Task directions:
Omit the images, then repeat the listing exactly.

Data extract:

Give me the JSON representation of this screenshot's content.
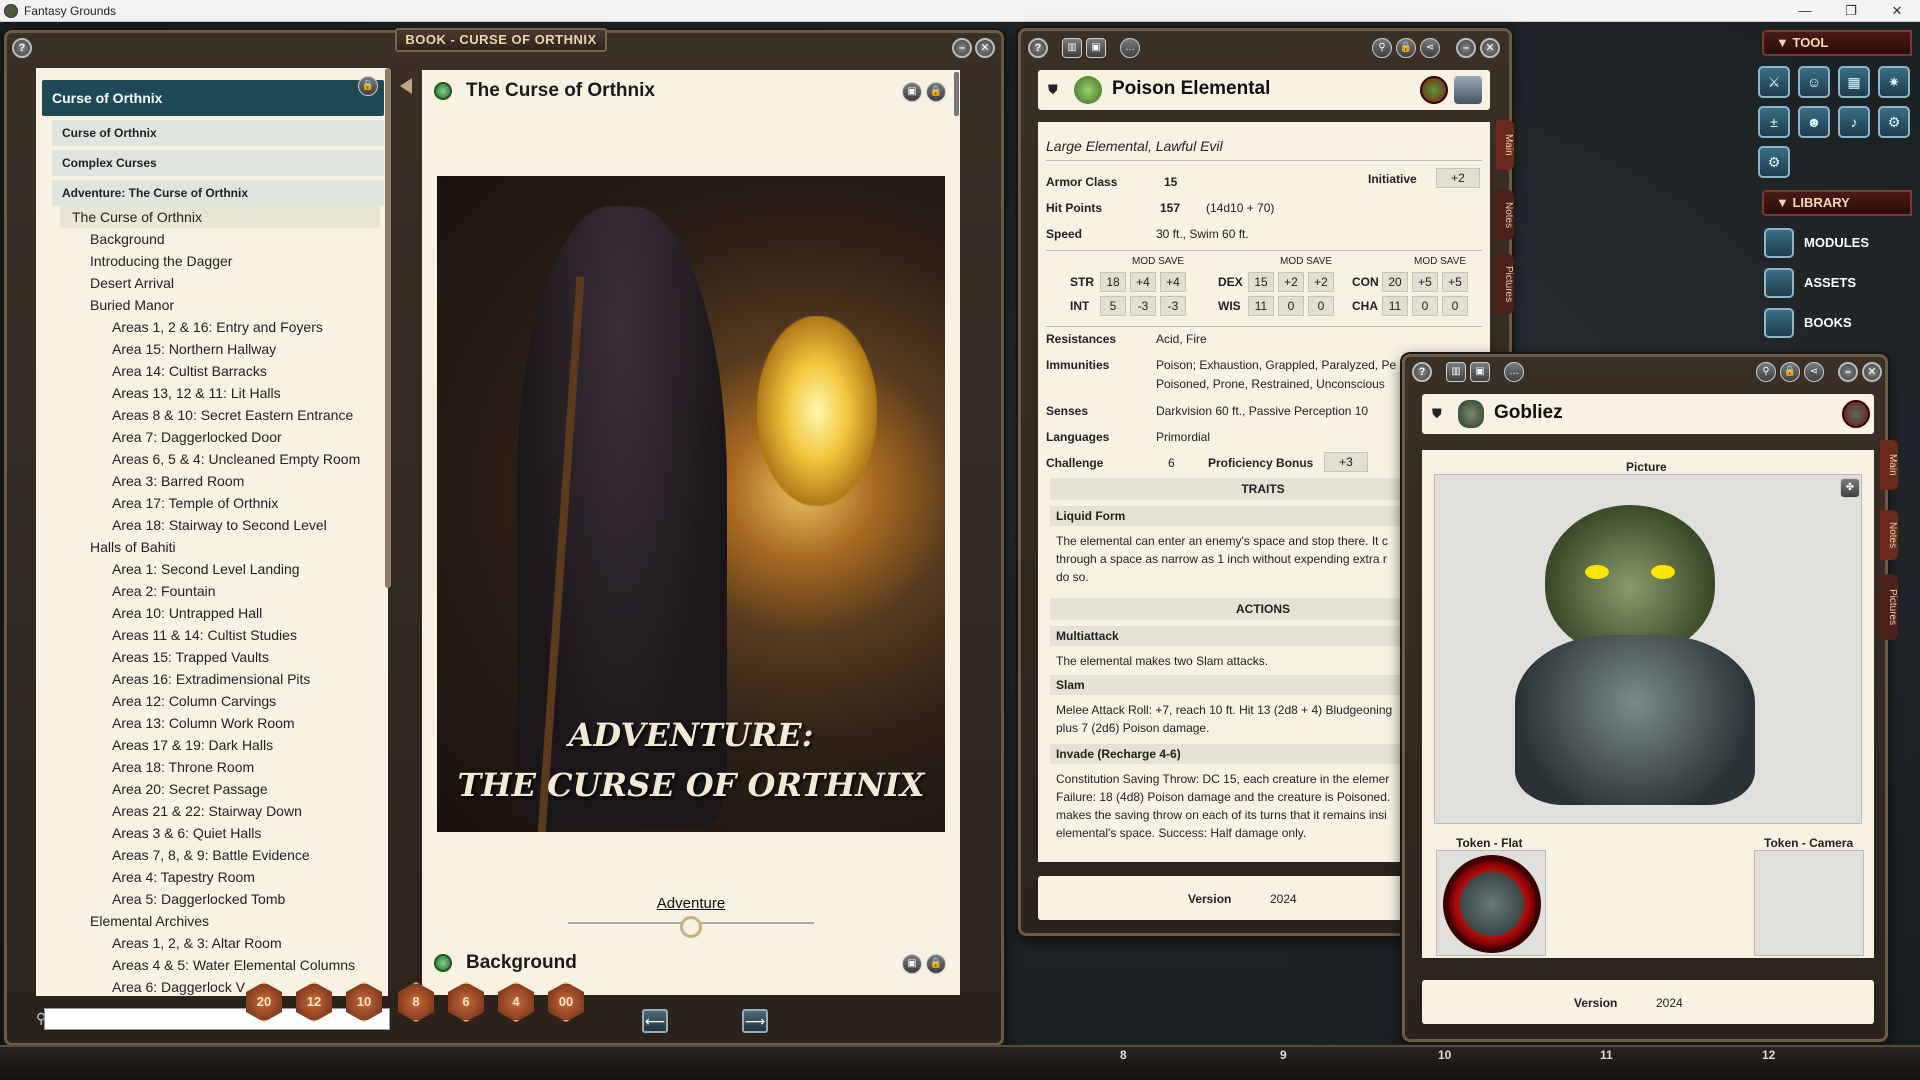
{
  "app_title": "Fantasy Grounds",
  "book": {
    "window_title": "BOOK - CURSE OF ORTHNIX",
    "toc_header": "Curse of Orthnix",
    "toc_subheaders": [
      "Curse of Orthnix",
      "Complex Curses",
      "Adventure: The Curse of Orthnix"
    ],
    "toc_items": [
      {
        "label": "The Curse of Orthnix",
        "level": 0
      },
      {
        "label": "Background",
        "level": 1
      },
      {
        "label": "Introducing the Dagger",
        "level": 1
      },
      {
        "label": "Desert Arrival",
        "level": 1
      },
      {
        "label": "Buried Manor",
        "level": 1
      },
      {
        "label": "Areas 1, 2 & 16: Entry and Foyers",
        "level": 2
      },
      {
        "label": "Area 15: Northern Hallway",
        "level": 2
      },
      {
        "label": "Area 14: Cultist Barracks",
        "level": 2
      },
      {
        "label": "Areas 13, 12 & 11: Lit Halls",
        "level": 2
      },
      {
        "label": "Areas 8 & 10: Secret Eastern Entrance",
        "level": 2
      },
      {
        "label": "Area 7: Daggerlocked Door",
        "level": 2
      },
      {
        "label": "Areas 6, 5 & 4: Uncleaned Empty Room",
        "level": 2
      },
      {
        "label": "Area 3: Barred Room",
        "level": 2
      },
      {
        "label": "Area 17: Temple of Orthnix",
        "level": 2
      },
      {
        "label": "Area 18: Stairway to Second Level",
        "level": 2
      },
      {
        "label": "Halls of Bahiti",
        "level": 1
      },
      {
        "label": "Area 1: Second Level Landing",
        "level": 2
      },
      {
        "label": "Area 2: Fountain",
        "level": 2
      },
      {
        "label": "Area 10: Untrapped Hall",
        "level": 2
      },
      {
        "label": "Areas 11 & 14: Cultist Studies",
        "level": 2
      },
      {
        "label": "Areas 15: Trapped Vaults",
        "level": 2
      },
      {
        "label": "Areas 16: Extradimensional Pits",
        "level": 2
      },
      {
        "label": "Area 12: Column Carvings",
        "level": 2
      },
      {
        "label": "Area 13: Column Work Room",
        "level": 2
      },
      {
        "label": "Areas 17 & 19: Dark Halls",
        "level": 2
      },
      {
        "label": "Area 18: Throne Room",
        "level": 2
      },
      {
        "label": "Area 20: Secret Passage",
        "level": 2
      },
      {
        "label": "Areas 21 & 22: Stairway Down",
        "level": 2
      },
      {
        "label": "Areas 3 & 6: Quiet Halls",
        "level": 2
      },
      {
        "label": "Areas 7, 8, & 9: Battle Evidence",
        "level": 2
      },
      {
        "label": "Area 4: Tapestry Room",
        "level": 2
      },
      {
        "label": "Area 5: Daggerlocked Tomb",
        "level": 2
      },
      {
        "label": "Elemental Archives",
        "level": 1
      },
      {
        "label": "Areas 1, 2, & 3: Altar Room",
        "level": 2
      },
      {
        "label": "Areas 4 & 5: Water Elemental Columns",
        "level": 2
      },
      {
        "label": "Area 6: Daggerlock V",
        "level": 2
      }
    ],
    "page_title": "The Curse of Orthnix",
    "cover_line1": "ADVENTURE:",
    "cover_line2": "THE CURSE OF ORTHNIX",
    "adventure_link": "Adventure",
    "next_section": "Background",
    "dice": [
      "20",
      "12",
      "10",
      "8",
      "6",
      "4",
      "00"
    ]
  },
  "poison_elemental": {
    "name": "Poison Elemental",
    "type": "Large Elemental, Lawful Evil",
    "ac_label": "Armor Class",
    "ac": "15",
    "init_label": "Initiative",
    "init": "+2",
    "hp_label": "Hit Points",
    "hp": "157",
    "hp_dice": "(14d10 + 70)",
    "speed_label": "Speed",
    "speed": "30 ft., Swim 60 ft.",
    "mod_save": "MOD SAVE",
    "abilities": [
      {
        "name": "STR",
        "score": "18",
        "mod": "+4",
        "save": "+4"
      },
      {
        "name": "DEX",
        "score": "15",
        "mod": "+2",
        "save": "+2"
      },
      {
        "name": "CON",
        "score": "20",
        "mod": "+5",
        "save": "+5"
      },
      {
        "name": "INT",
        "score": "5",
        "mod": "-3",
        "save": "-3"
      },
      {
        "name": "WIS",
        "score": "11",
        "mod": "0",
        "save": "0"
      },
      {
        "name": "CHA",
        "score": "11",
        "mod": "0",
        "save": "0"
      }
    ],
    "resist_label": "Resistances",
    "resist": "Acid, Fire",
    "immune_label": "Immunities",
    "immune1": "Poison; Exhaustion, Grappled, Paralyzed, Pe",
    "immune2": "Poisoned, Prone, Restrained, Unconscious",
    "senses_label": "Senses",
    "senses": "Darkvision 60 ft., Passive Perception 10",
    "lang_label": "Languages",
    "lang": "Primordial",
    "cr_label": "Challenge",
    "cr": "6",
    "prof_label": "Proficiency Bonus",
    "prof": "+3",
    "traits_hdr": "TRAITS",
    "trait1": "Liquid Form",
    "trait1_text": [
      "The elemental can enter an enemy's space and stop there. It c",
      "through a space as narrow as 1 inch without expending extra r",
      "do so."
    ],
    "actions_hdr": "ACTIONS",
    "act1": "Multiattack",
    "act1_text": "The elemental makes two Slam attacks.",
    "act2": "Slam",
    "act2_text": [
      "Melee Attack Roll: +7, reach 10 ft. Hit 13 (2d8 + 4) Bludgeoning",
      "plus 7 (2d6) Poison damage."
    ],
    "act3": "Invade (Recharge 4-6)",
    "act3_text": [
      "Constitution Saving Throw: DC 15, each creature in the elemer",
      "Failure: 18 (4d8) Poison damage and the creature is Poisoned.",
      "makes the saving throw on each of its turns that it remains insi",
      "elemental's space. Success: Half damage only."
    ],
    "version_label": "Version",
    "version": "2024",
    "tabs": [
      "Main",
      "Notes",
      "Pictures"
    ]
  },
  "gobliez": {
    "name": "Gobliez",
    "picture_label": "Picture",
    "token_flat": "Token - Flat",
    "token_camera": "Token - Camera",
    "version_label": "Version",
    "version": "2024",
    "tabs": [
      "Main",
      "Notes",
      "Pictures"
    ]
  },
  "sidebar": {
    "tool_label": "TOOL",
    "library_label": "LIBRARY",
    "library_items": [
      "MODULES",
      "ASSETS",
      "BOOKS"
    ]
  },
  "ruler": [
    "8",
    "9",
    "10",
    "11",
    "12"
  ]
}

Written answer:
Give me the JSON representation of this screenshot's content.
{
  "app_title": "Fantasy Grounds",
  "book": {
    "window_title": "BOOK - CURSE OF ORTHNIX",
    "toc_header": "Curse of Orthnix",
    "toc_subheaders": [
      "Curse of Orthnix",
      "Complex Curses",
      "Adventure: The Curse of Orthnix"
    ],
    "toc_items": [
      {
        "label": "The Curse of Orthnix",
        "level": 0
      },
      {
        "label": "Background",
        "level": 1
      },
      {
        "label": "Introducing the Dagger",
        "level": 1
      },
      {
        "label": "Desert Arrival",
        "level": 1
      },
      {
        "label": "Buried Manor",
        "level": 1
      },
      {
        "label": "Areas 1, 2 & 16: Entry and Foyers",
        "level": 2
      },
      {
        "label": "Area 15: Northern Hallway",
        "level": 2
      },
      {
        "label": "Area 14: Cultist Barracks",
        "level": 2
      },
      {
        "label": "Areas 13, 12 & 11: Lit Halls",
        "level": 2
      },
      {
        "label": "Areas 8 & 10: Secret Eastern Entrance",
        "level": 2
      },
      {
        "label": "Area 7: Daggerlocked Door",
        "level": 2
      },
      {
        "label": "Areas 6, 5 & 4: Uncleaned Empty Room",
        "level": 2
      },
      {
        "label": "Area 3: Barred Room",
        "level": 2
      },
      {
        "label": "Area 17: Temple of Orthnix",
        "level": 2
      },
      {
        "label": "Area 18: Stairway to Second Level",
        "level": 2
      },
      {
        "label": "Halls of Bahiti",
        "level": 1
      },
      {
        "label": "Area 1: Second Level Landing",
        "level": 2
      },
      {
        "label": "Area 2: Fountain",
        "level": 2
      },
      {
        "label": "Area 10: Untrapped Hall",
        "level": 2
      },
      {
        "label": "Areas 11 & 14: Cultist Studies",
        "level": 2
      },
      {
        "label": "Areas 15: Trapped Vaults",
        "level": 2
      },
      {
        "label": "Areas 16: Extradimensional Pits",
        "level": 2
      },
      {
        "label": "Area 12: Column Carvings",
        "level": 2
      },
      {
        "label": "Area 13: Column Work Room",
        "level": 2
      },
      {
        "label": "Areas 17 & 19: Dark Halls",
        "level": 2
      },
      {
        "label": "Area 18: Throne Room",
        "level": 2
      },
      {
        "label": "Area 20: Secret Passage",
        "level": 2
      },
      {
        "label": "Areas 21 & 22: Stairway Down",
        "level": 2
      },
      {
        "label": "Areas 3 & 6: Quiet Halls",
        "level": 2
      },
      {
        "label": "Areas 7, 8, & 9: Battle Evidence",
        "level": 2
      },
      {
        "label": "Area 4: Tapestry Room",
        "level": 2
      },
      {
        "label": "Area 5: Daggerlocked Tomb",
        "level": 2
      },
      {
        "label": "Elemental Archives",
        "level": 1
      },
      {
        "label": "Areas 1, 2, & 3: Altar Room",
        "level": 2
      },
      {
        "label": "Areas 4 & 5: Water Elemental Columns",
        "level": 2
      },
      {
        "label": "Area 6: Daggerlock V",
        "level": 2
      }
    ],
    "page_title": "The Curse of Orthnix",
    "cover_line1": "ADVENTURE:",
    "cover_line2": "THE CURSE OF ORTHNIX",
    "adventure_link": "Adventure",
    "next_section": "Background",
    "dice": [
      "20",
      "12",
      "10",
      "8",
      "6",
      "4",
      "00"
    ]
  },
  "poison_elemental": {
    "name": "Poison Elemental",
    "type": "Large Elemental, Lawful Evil",
    "ac_label": "Armor Class",
    "ac": "15",
    "init_label": "Initiative",
    "init": "+2",
    "hp_label": "Hit Points",
    "hp": "157",
    "hp_dice": "(14d10 + 70)",
    "speed_label": "Speed",
    "speed": "30 ft., Swim 60 ft.",
    "mod_save": "MOD SAVE",
    "abilities": [
      {
        "name": "STR",
        "score": "18",
        "mod": "+4",
        "save": "+4"
      },
      {
        "name": "DEX",
        "score": "15",
        "mod": "+2",
        "save": "+2"
      },
      {
        "name": "CON",
        "score": "20",
        "mod": "+5",
        "save": "+5"
      },
      {
        "name": "INT",
        "score": "5",
        "mod": "-3",
        "save": "-3"
      },
      {
        "name": "WIS",
        "score": "11",
        "mod": "0",
        "save": "0"
      },
      {
        "name": "CHA",
        "score": "11",
        "mod": "0",
        "save": "0"
      }
    ],
    "resist_label": "Resistances",
    "resist": "Acid, Fire",
    "immune_label": "Immunities",
    "immune1": "Poison; Exhaustion, Grappled, Paralyzed, Pe",
    "immune2": "Poisoned, Prone, Restrained, Unconscious",
    "senses_label": "Senses",
    "senses": "Darkvision 60 ft., Passive Perception 10",
    "lang_label": "Languages",
    "lang": "Primordial",
    "cr_label": "Challenge",
    "cr": "6",
    "prof_label": "Proficiency Bonus",
    "prof": "+3",
    "traits_hdr": "TRAITS",
    "trait1": "Liquid Form",
    "trait1_text": [
      "The elemental can enter an enemy's space and stop there. It c",
      "through a space as narrow as 1 inch without expending extra r",
      "do so."
    ],
    "actions_hdr": "ACTIONS",
    "act1": "Multiattack",
    "act1_text": "The elemental makes two Slam attacks.",
    "act2": "Slam",
    "act2_text": [
      "Melee Attack Roll: +7, reach 10 ft. Hit 13 (2d8 + 4) Bludgeoning",
      "plus 7 (2d6) Poison damage."
    ],
    "act3": "Invade (Recharge 4-6)",
    "act3_text": [
      "Constitution Saving Throw: DC 15, each creature in the elemer",
      "Failure: 18 (4d8) Poison damage and the creature is Poisoned.",
      "makes the saving throw on each of its turns that it remains insi",
      "elemental's space. Success: Half damage only."
    ],
    "version_label": "Version",
    "version": "2024",
    "tabs": [
      "Main",
      "Notes",
      "Pictures"
    ]
  },
  "gobliez": {
    "name": "Gobliez",
    "picture_label": "Picture",
    "token_flat": "Token - Flat",
    "token_camera": "Token - Camera",
    "version_label": "Version",
    "version": "2024",
    "tabs": [
      "Main",
      "Notes",
      "Pictures"
    ]
  },
  "sidebar": {
    "tool_label": "TOOL",
    "library_label": "LIBRARY",
    "library_items": [
      "MODULES",
      "ASSETS",
      "BOOKS"
    ]
  },
  "ruler": [
    "8",
    "9",
    "10",
    "11",
    "12"
  ]
}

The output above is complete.